PBI-Guatemala accompanies Nuevo Dia in its opposition to an antimony mine that lacks free, prior and informed consent
On August 7, the Peace Brigades International-Guatemala Project posted on its Facebook page (in Spanish), “Today we accompany Nuevo Dia at the press conference and the delivery of the amparo in the CSJ.”
Nuevo Dia is an Indigenous Maya Ch’orti’ campesino/peasant farmer organization. The CSJ refers to the Supreme Court of Justice. And an amparo is a legal remedy for the protection of constitutional rights.
The PBI-Guatemala post adds, “The Ch’orti ‘people of the municipality of Olopa demand their right to free, prior and informed consultation about the mining activities of the ‘Cantera Los Manantiales’ company.”
The Nuevo Dia Facebook page adds (in Spanish) that the amparo is “against the Ministry of Energy and Mines for having granted mining license to the Cantera los Manantiales company, without consulting the Ch’orti ‘indigenous communities of Olopa, Chiquimula.”
Their post says that the mine “illegally extracts antimony, contaminating water, cutting down forests, causing strange diseases that especially affect children and removing tranquility, the peace and joy of the communities.”
And it notes, “Leaders and authorities have suffered criminalization, persecution, slander and defamation for opposing the company ‘Cantera Los Manantiales’.”
RIO Medios Independientes adds, “The direct concern is about the pollution of the Jupilingo River, as well as the appearance of skin diseases of children and elderly people.” The Belizean newspaper Amandala has reported that locals opposed to the mine say that it is also polluting the Zacapa River.
PBI-Guatemala Project has accompanied Nuevo Dia since 2009.
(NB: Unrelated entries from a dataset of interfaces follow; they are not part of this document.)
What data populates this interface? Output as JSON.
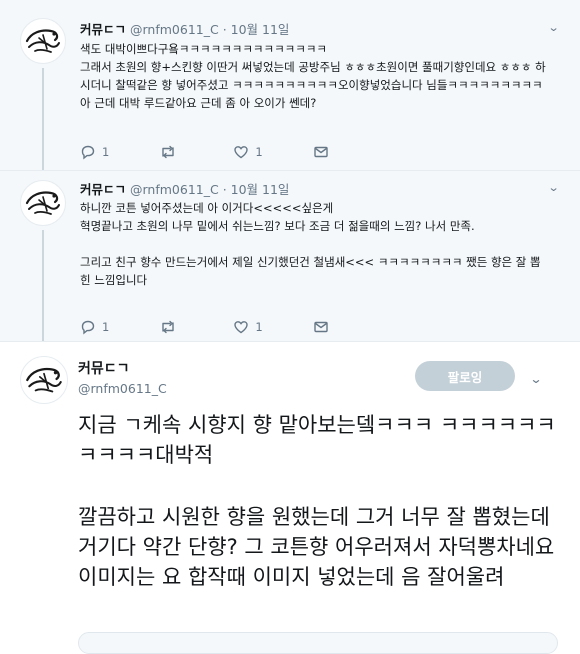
{
  "tweets": [
    {
      "name": "커뮤ㄷㄱ",
      "handle": "@rnfm0611_C",
      "date": "· 10월 11일",
      "text": "색도 대박이쁘다구욬ㅋㅋㅋㅋㅋㅋㅋㅋㅋㅋㅋㅋㅋㅋ\n그래서 초원의 향+스킨향 이딴거 써넣었는데 공방주님 ㅎㅎㅎ초원이면 풀때기향인데요 ㅎㅎㅎ 하시더니 찰떡같은 향 넣어주셨고 ㅋㅋㅋㅋㅋㅋㅋㅋㅋㅋ오이향넣었습니다 님들ㅋㅋㅋㅋㅋㅋㅋㅋㅋ아 근데 대박 루드같아요 근데 좀 아 오이가 쎈데?",
      "reply_count": "1",
      "like_count": "1"
    },
    {
      "name": "커뮤ㄷㄱ",
      "handle": "@rnfm0611_C",
      "date": "· 10월 11일",
      "text": "하니깐 코튼 넣어주셨는데 아 이거다<<<<<싶은게\n혁명끝나고 초원의 나무 밑에서 쉬는느낌? 보다 조금 더 젊을때의 느낌? 나서 만족.\n\n그리고 친구 향수 만드는거에서 제일 신기했던건 철냄새<<< ㅋㅋㅋㅋㅋㅋㅋㅋ 쨌든 향은 잘 뽑힌 느낌입니다",
      "reply_count": "1",
      "like_count": "1"
    }
  ],
  "main_tweet": {
    "name": "커뮤ㄷㄱ",
    "handle": "@rnfm0611_C",
    "follow_label": "팔로잉",
    "text_1": "지금 ㄱ케속 시향지 향 맡아보는뎈ㅋㅋㅋ ㅋㅋㅋㅋㅋㅋㅋㅋㅋㅋ대박적",
    "text_2": "깔끔하고 시원한 향을 원했는데 그거 너무 잘 뽑혔는데 거기다 약간 단향? 그 코튼향 어우러져서 자덕뽕차네요 이미지는 요 합작때 이미지 넣었는데 음 잘어울려"
  },
  "colors": {
    "thread_bg": "#f5f8fa",
    "secondary_text": "#657786",
    "follow_button": "#c4d0d8"
  }
}
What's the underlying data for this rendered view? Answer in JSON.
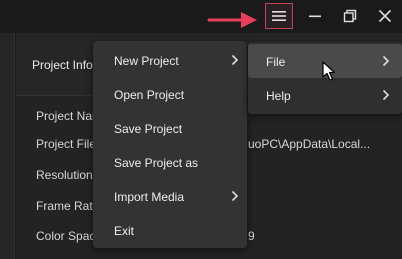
{
  "titlebar": {
    "icons": [
      "hamburger-menu-icon",
      "minimize-icon",
      "maximize-icon",
      "close-icon"
    ],
    "accent_color": "#e8405c"
  },
  "panel": {
    "title": "Project Info",
    "rows": [
      {
        "label": "Project Name",
        "value": ""
      },
      {
        "label": "Project File",
        "value": "uoPC\\AppData\\Local..."
      },
      {
        "label": "Resolution",
        "value": ""
      },
      {
        "label": "Frame Rate",
        "value": ""
      },
      {
        "label": "Color Space",
        "value": "9"
      }
    ]
  },
  "menu": {
    "items": [
      {
        "label": "New Project",
        "has_submenu": true
      },
      {
        "label": "Open Project",
        "has_submenu": false
      },
      {
        "label": "Save Project",
        "has_submenu": false
      },
      {
        "label": "Save Project as",
        "has_submenu": false
      },
      {
        "label": "Import Media",
        "has_submenu": true
      },
      {
        "label": "Exit",
        "has_submenu": false
      }
    ]
  },
  "submenu": {
    "items": [
      {
        "label": "File",
        "has_submenu": true,
        "hovered": true
      },
      {
        "label": "Help",
        "has_submenu": true,
        "hovered": false
      }
    ]
  }
}
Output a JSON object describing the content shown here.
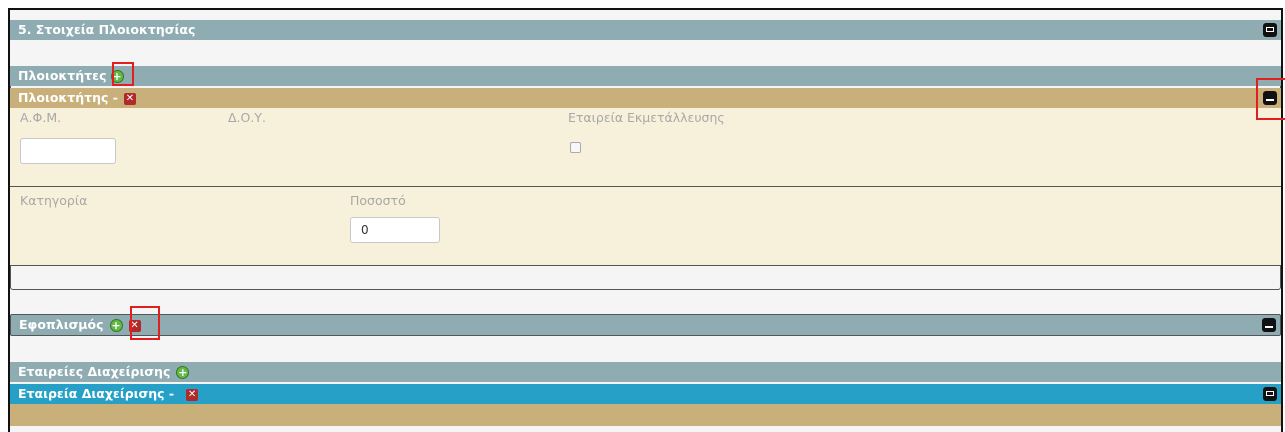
{
  "section": {
    "title": "5. Στοιχεία Πλοιοκτησίας"
  },
  "owners": {
    "title": "Πλοιοκτήτες",
    "owner": {
      "title": "Πλοιοκτήτης -",
      "afm_label": "Α.Φ.Μ.",
      "afm_value": "",
      "doy_label": "Δ.Ο.Υ.",
      "company_label": "Εταιρεία Εκμετάλλευσης",
      "category_label": "Κατηγορία",
      "percent_label": "Ποσοστό",
      "percent_value": "0"
    }
  },
  "outfitting": {
    "title": "Εφοπλισμός"
  },
  "management": {
    "title": "Εταιρείες Διαχείρισης",
    "company_title": "Εταιρεία Διαχείρισης -"
  },
  "icons": {
    "plus": "plus-circle-icon",
    "remove": "remove-x-icon",
    "collapse": "collapse-icon"
  },
  "colors": {
    "gray_bar": "#8facb3",
    "tan_bar": "#c9b07a",
    "blue_bar": "#26a0c7",
    "panel_bg": "#f7f0da",
    "highlight": "#e02020"
  }
}
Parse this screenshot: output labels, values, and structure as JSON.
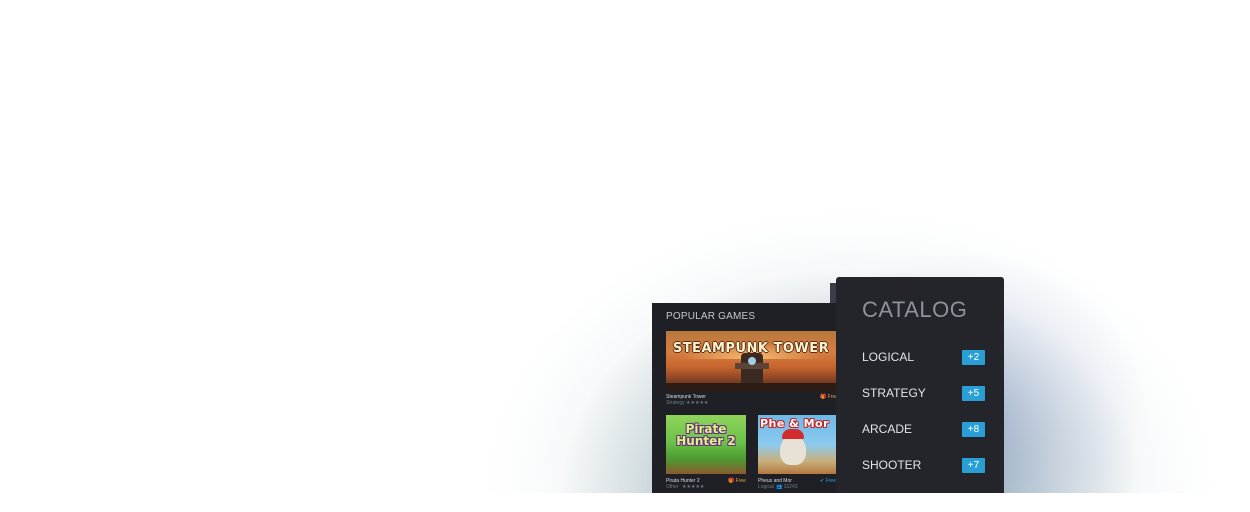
{
  "popular": {
    "title": "POPULAR GAMES",
    "featured": {
      "banner_text": "STEAMPUNK TOWER",
      "name": "Steampunk Tower",
      "category": "Strategy",
      "rating": "★★★★★",
      "price": "🎁 Free"
    },
    "items": [
      {
        "image_text": "Pirate Hunter 2",
        "name": "Pirata Hunter 2",
        "category": "Other",
        "rating": "★★★★★",
        "price": "🎁 Free"
      },
      {
        "image_text": "Phe & Mor",
        "name": "Pheus and Mor",
        "category": "Logical",
        "downloads": "👥 16243",
        "price": "✔ Free"
      }
    ]
  },
  "catalog": {
    "title": "CATALOG",
    "items": [
      {
        "label": "LOGICAL",
        "badge": "+2"
      },
      {
        "label": "STRATEGY",
        "badge": "+5"
      },
      {
        "label": "ARCADE",
        "badge": "+8"
      },
      {
        "label": "SHOOTER",
        "badge": "+7"
      }
    ]
  },
  "colors": {
    "accent": "#2a9fd6",
    "panel_bg": "#23252b",
    "free_gold": "#e0a33a"
  }
}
For additional background, please see the PBI-Canada article Indigenous Maya land and water defenders Nuevo Dia resist mining in eastern Guatemala (April 2019).
#OlopaLibredeMineria #AmparoNuevo #ResistenciaChorti